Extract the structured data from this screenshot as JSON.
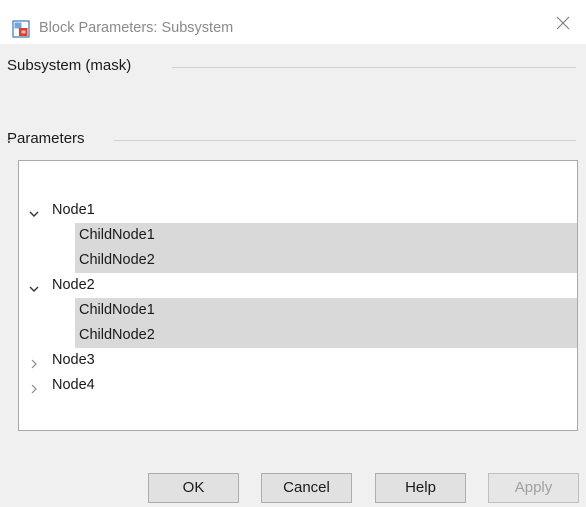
{
  "window": {
    "title": "Block Parameters: Subsystem",
    "icon": "simulink-block-icon",
    "close_icon": "close-icon"
  },
  "groups": {
    "mask_header": "Subsystem (mask)",
    "parameters_header": "Parameters"
  },
  "tree": {
    "nodes": [
      {
        "label": "Node1",
        "expanded": true,
        "children": [
          "ChildNode1",
          "ChildNode2"
        ]
      },
      {
        "label": "Node2",
        "expanded": true,
        "children": [
          "ChildNode1",
          "ChildNode2"
        ]
      },
      {
        "label": "Node3",
        "expanded": false,
        "children": []
      },
      {
        "label": "Node4",
        "expanded": false,
        "children": []
      }
    ]
  },
  "buttons": {
    "ok": "OK",
    "cancel": "Cancel",
    "help": "Help",
    "apply": "Apply"
  },
  "colors": {
    "selection_gray": "#d9d9d9",
    "dialog_bg": "#f0f0f0",
    "disabled_text": "#a0a0a0"
  }
}
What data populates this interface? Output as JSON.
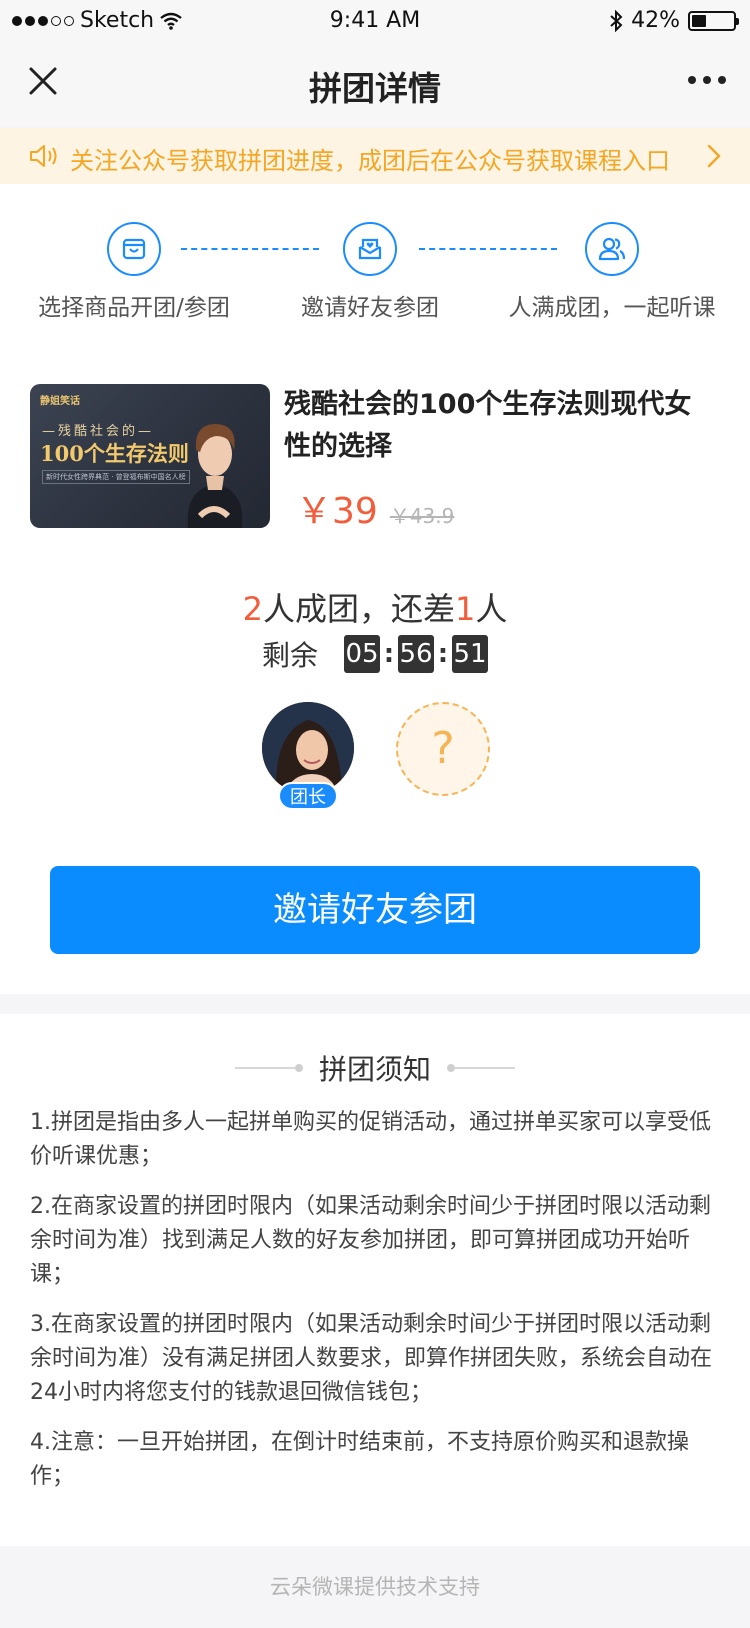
{
  "status_bar": {
    "carrier": "Sketch",
    "time": "9:41 AM",
    "battery_percent": "42%",
    "battery_level": 0.42
  },
  "nav": {
    "title": "拼团详情"
  },
  "notice": {
    "text": "关注公众号获取拼团进度，成团后在公众号获取课程入口"
  },
  "steps": [
    {
      "label": "选择商品开团/参团",
      "icon": "shopping-bag-icon"
    },
    {
      "label": "邀请好友参团",
      "icon": "envelope-heart-icon"
    },
    {
      "label": "人满成团，一起听课",
      "icon": "users-icon"
    }
  ],
  "product": {
    "cover": {
      "brand": "静姐笑话",
      "line1": "—残酷社会的—",
      "line2": "100个生存法则",
      "line3": "新时代女性跨界典范 · 曾登福布斯中国名人榜"
    },
    "title": "残酷社会的100个生存法则现代女性的选择",
    "price_now": "￥39",
    "price_old": "￥43.9"
  },
  "group": {
    "required": "2",
    "text_mid": "人成团，还差",
    "missing": "1",
    "text_end": "人"
  },
  "countdown": {
    "label": "剩余",
    "hours": "05",
    "minutes": "56",
    "seconds": "51"
  },
  "members": {
    "leader_badge": "团长",
    "empty_slot": "?"
  },
  "invite_button": "邀请好友参团",
  "rules": {
    "title": "拼团须知",
    "items": [
      "1.拼团是指由多人一起拼单购买的促销活动，通过拼单买家可以享受低价听课优惠；",
      "2.在商家设置的拼团时限内（如果活动剩余时间少于拼团时限以活动剩余时间为准）找到满足人数的好友参加拼团，即可算拼团成功开始听课；",
      "3.在商家设置的拼团时限内（如果活动剩余时间少于拼团时限以活动剩余时间为准）没有满足拼团人数要求，即算作拼团失败，系统会自动在24小时内将您支付的钱款退回微信钱包；",
      "4.注意：一旦开始拼团，在倒计时结束前，不支持原价购买和退款操作；"
    ]
  },
  "footer": "云朵微课提供技术支持",
  "colors": {
    "accent": "#0a8cff",
    "price": "#f25d3c",
    "notice_bg": "#fdf4e4",
    "notice_text": "#f5a623"
  }
}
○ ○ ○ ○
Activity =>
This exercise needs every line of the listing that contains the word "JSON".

Task solution =>
Extract the structured data from this screenshot as JSON.
What data populates this interface? Output as JSON.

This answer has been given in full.